Activity
The data below should be restated word for word, with every picture omitted.

[Records from a data source]
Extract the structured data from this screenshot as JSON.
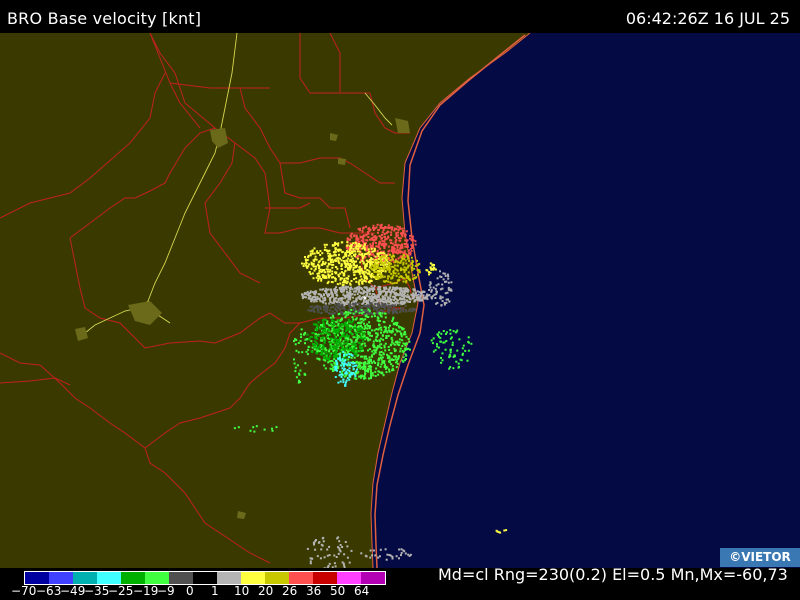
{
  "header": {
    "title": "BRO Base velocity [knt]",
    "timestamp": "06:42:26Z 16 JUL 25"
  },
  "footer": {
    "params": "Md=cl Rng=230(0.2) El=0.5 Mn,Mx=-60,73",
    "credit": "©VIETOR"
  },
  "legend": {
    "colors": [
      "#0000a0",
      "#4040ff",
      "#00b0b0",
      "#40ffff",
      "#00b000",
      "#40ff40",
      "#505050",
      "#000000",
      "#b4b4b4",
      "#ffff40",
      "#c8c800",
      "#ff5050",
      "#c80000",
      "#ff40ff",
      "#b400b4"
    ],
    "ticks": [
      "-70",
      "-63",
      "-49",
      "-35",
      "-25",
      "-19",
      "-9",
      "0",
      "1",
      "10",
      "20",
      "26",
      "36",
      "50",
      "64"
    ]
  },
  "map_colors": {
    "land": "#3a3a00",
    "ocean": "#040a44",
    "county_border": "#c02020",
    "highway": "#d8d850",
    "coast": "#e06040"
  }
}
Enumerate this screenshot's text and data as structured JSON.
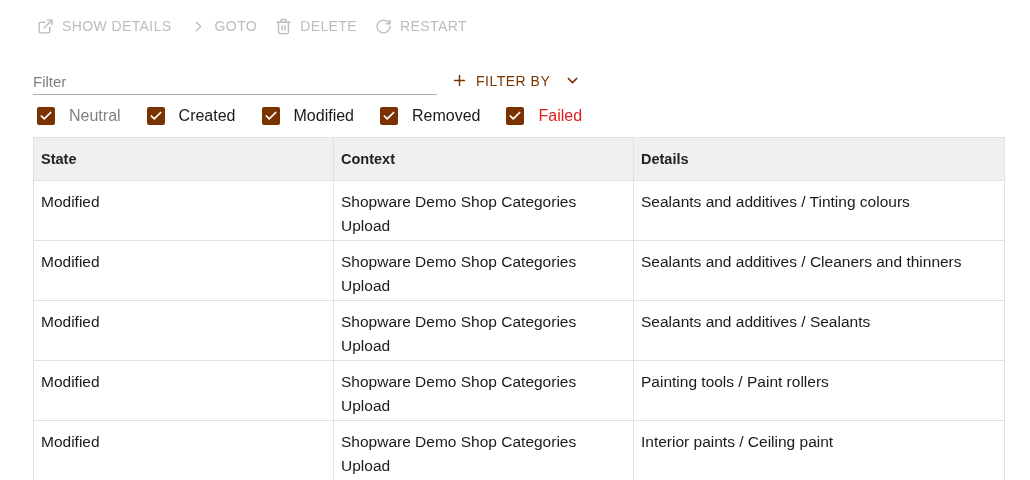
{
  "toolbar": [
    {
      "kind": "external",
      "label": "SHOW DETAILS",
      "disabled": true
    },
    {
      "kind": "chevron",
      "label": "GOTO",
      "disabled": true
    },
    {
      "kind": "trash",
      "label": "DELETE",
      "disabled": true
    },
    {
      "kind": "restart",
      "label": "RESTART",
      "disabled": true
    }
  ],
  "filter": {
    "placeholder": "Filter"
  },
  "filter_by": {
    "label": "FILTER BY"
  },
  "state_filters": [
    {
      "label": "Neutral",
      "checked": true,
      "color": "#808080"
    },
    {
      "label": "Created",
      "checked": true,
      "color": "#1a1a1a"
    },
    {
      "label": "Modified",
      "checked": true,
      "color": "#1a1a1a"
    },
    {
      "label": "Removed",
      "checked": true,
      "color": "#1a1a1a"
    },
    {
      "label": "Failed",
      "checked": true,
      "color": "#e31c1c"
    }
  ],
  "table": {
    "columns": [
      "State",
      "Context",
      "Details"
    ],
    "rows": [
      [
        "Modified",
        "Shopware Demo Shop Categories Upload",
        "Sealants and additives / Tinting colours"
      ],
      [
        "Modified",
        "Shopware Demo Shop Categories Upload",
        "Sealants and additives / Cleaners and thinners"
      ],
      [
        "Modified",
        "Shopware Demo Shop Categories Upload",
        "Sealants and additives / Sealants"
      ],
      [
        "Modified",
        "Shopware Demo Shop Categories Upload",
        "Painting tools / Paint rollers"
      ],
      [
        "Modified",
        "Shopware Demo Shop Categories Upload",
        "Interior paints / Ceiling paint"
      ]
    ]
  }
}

Finished exercise
Extract the structured data from this screenshot as JSON.
{
  "header": {
    "title": "BRO Base velocity [knt]",
    "timestamp": "06:42:26Z 16 JUL 25"
  },
  "footer": {
    "params": "Md=cl Rng=230(0.2) El=0.5 Mn,Mx=-60,73",
    "credit": "©VIETOR"
  },
  "legend": {
    "colors": [
      "#0000a0",
      "#4040ff",
      "#00b0b0",
      "#40ffff",
      "#00b000",
      "#40ff40",
      "#505050",
      "#000000",
      "#b4b4b4",
      "#ffff40",
      "#c8c800",
      "#ff5050",
      "#c80000",
      "#ff40ff",
      "#b400b4"
    ],
    "ticks": [
      "-70",
      "-63",
      "-49",
      "-35",
      "-25",
      "-19",
      "-9",
      "0",
      "1",
      "10",
      "20",
      "26",
      "36",
      "50",
      "64"
    ]
  },
  "map_colors": {
    "land": "#3a3a00",
    "ocean": "#040a44",
    "county_border": "#c02020",
    "highway": "#d8d850",
    "coast": "#e06040"
  }
}
Enumerate this screenshot's text and data as structured JSON.
{
  "toolbar": [
    {
      "kind": "external",
      "label": "SHOW DETAILS",
      "disabled": true
    },
    {
      "kind": "chevron",
      "label": "GOTO",
      "disabled": true
    },
    {
      "kind": "trash",
      "label": "DELETE",
      "disabled": true
    },
    {
      "kind": "restart",
      "label": "RESTART",
      "disabled": true
    }
  ],
  "filter": {
    "placeholder": "Filter"
  },
  "filter_by": {
    "label": "FILTER BY"
  },
  "state_filters": [
    {
      "label": "Neutral",
      "checked": true,
      "color": "#808080"
    },
    {
      "label": "Created",
      "checked": true,
      "color": "#1a1a1a"
    },
    {
      "label": "Modified",
      "checked": true,
      "color": "#1a1a1a"
    },
    {
      "label": "Removed",
      "checked": true,
      "color": "#1a1a1a"
    },
    {
      "label": "Failed",
      "checked": true,
      "color": "#e31c1c"
    }
  ],
  "table": {
    "columns": [
      "State",
      "Context",
      "Details"
    ],
    "rows": [
      [
        "Modified",
        "Shopware Demo Shop Categories Upload",
        "Sealants and additives / Tinting colours"
      ],
      [
        "Modified",
        "Shopware Demo Shop Categories Upload",
        "Sealants and additives / Cleaners and thinners"
      ],
      [
        "Modified",
        "Shopware Demo Shop Categories Upload",
        "Sealants and additives / Sealants"
      ],
      [
        "Modified",
        "Shopware Demo Shop Categories Upload",
        "Painting tools / Paint rollers"
      ],
      [
        "Modified",
        "Shopware Demo Shop Categories Upload",
        "Interior paints / Ceiling paint"
      ]
    ]
  }
}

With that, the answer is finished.